Interface dataset entries:
=======

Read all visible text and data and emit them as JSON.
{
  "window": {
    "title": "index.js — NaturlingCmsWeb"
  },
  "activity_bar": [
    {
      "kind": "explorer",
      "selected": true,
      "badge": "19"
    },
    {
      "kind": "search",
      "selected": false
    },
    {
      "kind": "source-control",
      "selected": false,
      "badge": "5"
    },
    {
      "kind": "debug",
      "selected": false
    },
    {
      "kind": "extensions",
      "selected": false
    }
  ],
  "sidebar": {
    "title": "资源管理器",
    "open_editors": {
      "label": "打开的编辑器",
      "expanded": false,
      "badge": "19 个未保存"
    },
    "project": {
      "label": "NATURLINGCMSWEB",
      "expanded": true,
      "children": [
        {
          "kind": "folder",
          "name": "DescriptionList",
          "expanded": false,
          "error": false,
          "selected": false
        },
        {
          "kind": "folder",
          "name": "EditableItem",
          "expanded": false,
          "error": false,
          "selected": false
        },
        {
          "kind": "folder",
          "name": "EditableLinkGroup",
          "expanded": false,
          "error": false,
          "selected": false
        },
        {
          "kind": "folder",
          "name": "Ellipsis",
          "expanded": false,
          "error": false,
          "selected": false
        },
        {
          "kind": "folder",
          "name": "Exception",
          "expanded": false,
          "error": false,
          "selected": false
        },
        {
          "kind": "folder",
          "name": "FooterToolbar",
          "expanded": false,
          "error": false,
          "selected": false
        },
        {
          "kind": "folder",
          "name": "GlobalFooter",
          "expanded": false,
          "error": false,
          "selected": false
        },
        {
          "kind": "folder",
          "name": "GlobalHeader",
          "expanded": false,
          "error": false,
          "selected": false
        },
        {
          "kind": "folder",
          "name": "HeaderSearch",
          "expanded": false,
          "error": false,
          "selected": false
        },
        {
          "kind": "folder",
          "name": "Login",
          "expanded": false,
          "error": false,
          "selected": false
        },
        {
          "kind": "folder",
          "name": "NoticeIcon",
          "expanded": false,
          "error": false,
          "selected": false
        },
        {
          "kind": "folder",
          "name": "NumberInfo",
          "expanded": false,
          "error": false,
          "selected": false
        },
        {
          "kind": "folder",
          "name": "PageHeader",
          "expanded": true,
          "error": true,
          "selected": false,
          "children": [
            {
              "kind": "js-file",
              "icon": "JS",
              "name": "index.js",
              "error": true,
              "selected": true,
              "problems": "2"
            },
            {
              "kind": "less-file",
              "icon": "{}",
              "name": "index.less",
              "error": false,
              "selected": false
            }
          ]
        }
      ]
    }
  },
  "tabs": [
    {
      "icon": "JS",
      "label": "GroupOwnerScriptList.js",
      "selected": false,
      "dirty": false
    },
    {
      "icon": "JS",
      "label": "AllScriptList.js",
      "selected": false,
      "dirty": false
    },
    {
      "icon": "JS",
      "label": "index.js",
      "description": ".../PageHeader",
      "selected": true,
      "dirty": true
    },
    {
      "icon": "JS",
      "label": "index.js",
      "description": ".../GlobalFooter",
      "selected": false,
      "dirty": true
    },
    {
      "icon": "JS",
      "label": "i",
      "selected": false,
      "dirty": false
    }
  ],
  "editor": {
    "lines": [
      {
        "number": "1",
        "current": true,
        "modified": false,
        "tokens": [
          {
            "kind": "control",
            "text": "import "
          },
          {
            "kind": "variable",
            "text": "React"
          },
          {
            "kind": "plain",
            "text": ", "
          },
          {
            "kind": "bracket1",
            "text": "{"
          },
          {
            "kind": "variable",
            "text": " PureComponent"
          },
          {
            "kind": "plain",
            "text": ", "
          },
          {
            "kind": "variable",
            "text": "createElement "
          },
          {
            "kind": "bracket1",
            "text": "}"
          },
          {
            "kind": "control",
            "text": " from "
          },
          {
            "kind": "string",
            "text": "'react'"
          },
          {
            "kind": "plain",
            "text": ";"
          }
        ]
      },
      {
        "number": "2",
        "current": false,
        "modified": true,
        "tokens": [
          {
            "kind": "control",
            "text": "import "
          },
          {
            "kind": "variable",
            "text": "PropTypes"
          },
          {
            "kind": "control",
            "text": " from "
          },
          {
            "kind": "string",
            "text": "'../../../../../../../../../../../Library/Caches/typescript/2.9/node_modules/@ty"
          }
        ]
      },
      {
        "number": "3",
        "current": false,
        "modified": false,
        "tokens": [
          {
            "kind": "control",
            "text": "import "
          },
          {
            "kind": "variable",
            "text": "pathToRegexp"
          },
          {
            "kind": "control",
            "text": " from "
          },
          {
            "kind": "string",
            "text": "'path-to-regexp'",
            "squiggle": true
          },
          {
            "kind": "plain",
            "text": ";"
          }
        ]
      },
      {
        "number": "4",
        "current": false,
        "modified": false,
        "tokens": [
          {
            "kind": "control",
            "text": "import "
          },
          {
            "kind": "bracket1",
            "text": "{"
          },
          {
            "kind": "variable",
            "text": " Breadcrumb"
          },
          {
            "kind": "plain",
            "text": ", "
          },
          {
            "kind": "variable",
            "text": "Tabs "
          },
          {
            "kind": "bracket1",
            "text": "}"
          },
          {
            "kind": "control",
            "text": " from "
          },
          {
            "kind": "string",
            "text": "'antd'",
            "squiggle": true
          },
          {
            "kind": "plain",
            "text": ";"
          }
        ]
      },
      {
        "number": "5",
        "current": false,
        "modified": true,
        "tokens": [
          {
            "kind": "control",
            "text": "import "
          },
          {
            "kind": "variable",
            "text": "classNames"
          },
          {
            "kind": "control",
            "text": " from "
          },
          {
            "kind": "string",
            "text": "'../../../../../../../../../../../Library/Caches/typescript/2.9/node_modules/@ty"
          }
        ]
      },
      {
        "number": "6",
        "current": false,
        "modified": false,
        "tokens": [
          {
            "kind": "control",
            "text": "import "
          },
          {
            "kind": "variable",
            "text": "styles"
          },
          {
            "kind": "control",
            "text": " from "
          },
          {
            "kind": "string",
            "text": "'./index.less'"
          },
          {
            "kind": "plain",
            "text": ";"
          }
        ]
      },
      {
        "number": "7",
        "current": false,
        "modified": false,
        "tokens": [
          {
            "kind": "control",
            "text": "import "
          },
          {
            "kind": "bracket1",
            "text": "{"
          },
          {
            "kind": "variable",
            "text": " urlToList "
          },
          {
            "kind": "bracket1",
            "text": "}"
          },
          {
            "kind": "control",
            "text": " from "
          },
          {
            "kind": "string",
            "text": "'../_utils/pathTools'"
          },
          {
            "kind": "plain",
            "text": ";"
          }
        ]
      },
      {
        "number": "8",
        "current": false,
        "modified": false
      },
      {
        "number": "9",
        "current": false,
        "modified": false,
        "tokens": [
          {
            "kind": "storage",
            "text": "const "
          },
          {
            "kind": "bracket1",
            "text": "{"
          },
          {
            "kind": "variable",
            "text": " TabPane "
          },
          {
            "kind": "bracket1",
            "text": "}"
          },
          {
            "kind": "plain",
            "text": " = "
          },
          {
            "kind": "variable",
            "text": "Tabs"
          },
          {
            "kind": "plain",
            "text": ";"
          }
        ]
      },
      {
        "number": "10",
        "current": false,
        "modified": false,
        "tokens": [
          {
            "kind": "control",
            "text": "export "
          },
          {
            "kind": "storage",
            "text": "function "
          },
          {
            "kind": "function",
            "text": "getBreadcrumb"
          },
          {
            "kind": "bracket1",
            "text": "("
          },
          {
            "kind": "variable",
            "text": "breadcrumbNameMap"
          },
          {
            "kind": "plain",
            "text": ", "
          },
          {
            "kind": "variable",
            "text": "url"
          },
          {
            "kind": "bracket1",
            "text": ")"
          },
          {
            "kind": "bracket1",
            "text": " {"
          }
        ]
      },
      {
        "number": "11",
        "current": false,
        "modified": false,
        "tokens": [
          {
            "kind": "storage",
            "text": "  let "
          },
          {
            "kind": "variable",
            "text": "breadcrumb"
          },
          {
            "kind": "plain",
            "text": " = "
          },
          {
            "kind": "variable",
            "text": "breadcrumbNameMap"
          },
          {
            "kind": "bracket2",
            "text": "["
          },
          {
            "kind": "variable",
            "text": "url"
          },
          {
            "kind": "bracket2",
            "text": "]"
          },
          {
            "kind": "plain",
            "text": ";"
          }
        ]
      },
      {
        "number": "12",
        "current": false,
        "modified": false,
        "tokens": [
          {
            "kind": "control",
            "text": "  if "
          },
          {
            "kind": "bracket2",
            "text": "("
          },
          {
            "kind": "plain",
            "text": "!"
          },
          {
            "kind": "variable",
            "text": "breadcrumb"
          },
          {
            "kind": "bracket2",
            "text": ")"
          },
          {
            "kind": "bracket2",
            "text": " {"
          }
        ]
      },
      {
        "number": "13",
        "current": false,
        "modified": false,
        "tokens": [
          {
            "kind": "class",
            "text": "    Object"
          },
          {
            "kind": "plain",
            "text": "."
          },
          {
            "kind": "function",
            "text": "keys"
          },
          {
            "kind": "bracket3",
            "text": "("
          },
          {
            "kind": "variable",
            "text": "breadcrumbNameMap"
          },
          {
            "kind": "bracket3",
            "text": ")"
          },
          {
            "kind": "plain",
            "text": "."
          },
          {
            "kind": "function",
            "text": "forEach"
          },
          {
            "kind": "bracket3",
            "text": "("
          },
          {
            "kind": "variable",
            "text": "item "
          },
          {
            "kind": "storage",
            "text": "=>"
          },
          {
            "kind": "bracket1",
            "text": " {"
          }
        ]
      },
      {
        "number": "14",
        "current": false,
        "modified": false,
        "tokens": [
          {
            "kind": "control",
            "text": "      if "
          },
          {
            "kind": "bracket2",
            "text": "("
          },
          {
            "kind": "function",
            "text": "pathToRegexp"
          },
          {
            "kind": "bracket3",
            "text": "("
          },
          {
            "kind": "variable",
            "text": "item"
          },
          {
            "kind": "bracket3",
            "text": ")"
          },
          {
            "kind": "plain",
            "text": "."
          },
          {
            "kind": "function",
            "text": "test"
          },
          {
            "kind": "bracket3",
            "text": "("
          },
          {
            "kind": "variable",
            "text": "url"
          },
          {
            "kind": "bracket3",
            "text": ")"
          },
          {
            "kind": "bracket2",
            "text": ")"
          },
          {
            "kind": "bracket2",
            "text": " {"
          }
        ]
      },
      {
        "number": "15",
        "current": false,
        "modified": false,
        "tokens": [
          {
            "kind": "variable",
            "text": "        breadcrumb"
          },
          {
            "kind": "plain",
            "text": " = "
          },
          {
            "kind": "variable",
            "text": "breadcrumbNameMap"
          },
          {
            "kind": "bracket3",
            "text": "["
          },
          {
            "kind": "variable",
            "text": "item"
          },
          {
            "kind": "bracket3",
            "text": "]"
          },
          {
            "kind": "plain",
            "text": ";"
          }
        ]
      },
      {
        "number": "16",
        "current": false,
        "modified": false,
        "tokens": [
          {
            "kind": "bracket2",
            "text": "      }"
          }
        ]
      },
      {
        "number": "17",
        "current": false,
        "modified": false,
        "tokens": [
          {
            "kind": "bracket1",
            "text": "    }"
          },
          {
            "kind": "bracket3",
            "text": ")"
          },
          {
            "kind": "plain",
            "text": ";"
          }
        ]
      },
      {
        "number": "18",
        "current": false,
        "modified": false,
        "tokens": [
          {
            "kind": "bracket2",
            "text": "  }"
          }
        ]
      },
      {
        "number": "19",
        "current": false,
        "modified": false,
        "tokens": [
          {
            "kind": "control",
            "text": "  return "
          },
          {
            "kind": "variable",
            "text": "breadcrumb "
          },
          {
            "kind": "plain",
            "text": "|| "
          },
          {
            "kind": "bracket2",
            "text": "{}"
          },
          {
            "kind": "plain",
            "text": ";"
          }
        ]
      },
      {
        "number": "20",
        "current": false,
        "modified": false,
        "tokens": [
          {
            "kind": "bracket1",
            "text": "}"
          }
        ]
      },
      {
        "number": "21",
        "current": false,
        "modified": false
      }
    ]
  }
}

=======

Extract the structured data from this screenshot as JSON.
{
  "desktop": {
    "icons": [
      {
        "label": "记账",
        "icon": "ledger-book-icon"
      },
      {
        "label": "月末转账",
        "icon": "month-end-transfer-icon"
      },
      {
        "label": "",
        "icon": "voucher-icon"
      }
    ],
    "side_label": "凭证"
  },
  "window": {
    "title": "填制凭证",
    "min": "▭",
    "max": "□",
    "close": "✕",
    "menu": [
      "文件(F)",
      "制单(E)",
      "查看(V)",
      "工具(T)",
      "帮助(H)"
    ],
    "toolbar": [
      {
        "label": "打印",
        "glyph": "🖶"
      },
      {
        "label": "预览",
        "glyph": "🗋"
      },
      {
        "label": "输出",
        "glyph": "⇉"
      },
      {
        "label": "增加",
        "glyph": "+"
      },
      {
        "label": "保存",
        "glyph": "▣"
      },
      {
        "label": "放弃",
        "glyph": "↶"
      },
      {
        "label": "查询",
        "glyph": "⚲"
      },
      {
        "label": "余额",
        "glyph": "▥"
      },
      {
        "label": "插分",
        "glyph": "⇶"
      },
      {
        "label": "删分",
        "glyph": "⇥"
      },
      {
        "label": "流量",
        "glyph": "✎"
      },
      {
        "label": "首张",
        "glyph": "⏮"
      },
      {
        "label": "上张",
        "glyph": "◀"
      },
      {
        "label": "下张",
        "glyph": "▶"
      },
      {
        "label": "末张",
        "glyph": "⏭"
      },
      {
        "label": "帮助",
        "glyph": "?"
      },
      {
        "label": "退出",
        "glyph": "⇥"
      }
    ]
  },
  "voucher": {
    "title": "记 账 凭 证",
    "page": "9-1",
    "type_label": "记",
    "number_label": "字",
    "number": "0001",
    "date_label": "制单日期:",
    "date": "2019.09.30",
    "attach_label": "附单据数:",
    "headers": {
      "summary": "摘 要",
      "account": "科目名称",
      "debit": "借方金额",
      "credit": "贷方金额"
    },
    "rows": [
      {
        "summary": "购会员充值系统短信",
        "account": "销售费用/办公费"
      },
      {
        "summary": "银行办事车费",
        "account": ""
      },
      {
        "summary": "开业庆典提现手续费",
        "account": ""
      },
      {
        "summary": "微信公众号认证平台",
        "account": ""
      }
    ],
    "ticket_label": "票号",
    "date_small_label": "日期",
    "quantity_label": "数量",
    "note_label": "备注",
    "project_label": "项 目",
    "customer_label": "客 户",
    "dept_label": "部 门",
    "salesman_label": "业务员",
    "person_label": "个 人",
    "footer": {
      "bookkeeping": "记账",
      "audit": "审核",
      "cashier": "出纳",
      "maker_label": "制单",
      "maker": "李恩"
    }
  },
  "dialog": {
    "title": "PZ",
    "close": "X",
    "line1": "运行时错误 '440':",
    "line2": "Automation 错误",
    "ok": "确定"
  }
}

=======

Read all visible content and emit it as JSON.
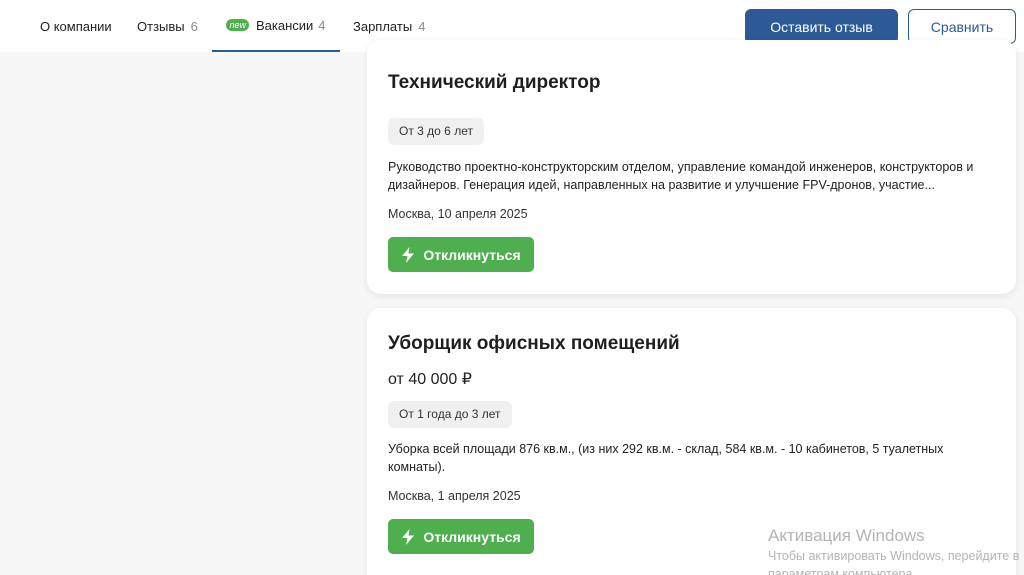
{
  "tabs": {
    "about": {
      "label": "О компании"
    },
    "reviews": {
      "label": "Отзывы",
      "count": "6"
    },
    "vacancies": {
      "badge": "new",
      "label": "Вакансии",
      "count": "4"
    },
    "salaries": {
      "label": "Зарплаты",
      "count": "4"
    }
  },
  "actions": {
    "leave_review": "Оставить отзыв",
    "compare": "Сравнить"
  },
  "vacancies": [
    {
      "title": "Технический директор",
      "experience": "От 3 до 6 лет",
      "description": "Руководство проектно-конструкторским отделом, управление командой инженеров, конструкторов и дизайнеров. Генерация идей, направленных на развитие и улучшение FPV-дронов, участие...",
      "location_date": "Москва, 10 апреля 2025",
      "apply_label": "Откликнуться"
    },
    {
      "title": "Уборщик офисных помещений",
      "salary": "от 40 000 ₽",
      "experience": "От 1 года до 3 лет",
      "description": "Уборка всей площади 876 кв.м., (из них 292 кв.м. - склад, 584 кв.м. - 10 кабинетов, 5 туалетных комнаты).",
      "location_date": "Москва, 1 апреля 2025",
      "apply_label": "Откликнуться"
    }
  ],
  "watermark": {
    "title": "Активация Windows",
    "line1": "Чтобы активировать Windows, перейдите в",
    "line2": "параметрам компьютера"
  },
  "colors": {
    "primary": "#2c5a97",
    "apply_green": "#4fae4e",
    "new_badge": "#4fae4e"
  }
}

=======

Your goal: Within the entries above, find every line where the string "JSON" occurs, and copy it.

Task result:
Read all visible text and data and emit them as JSON.
Extract the structured data from this screenshot as JSON.
Read all visible content and emit it as JSON.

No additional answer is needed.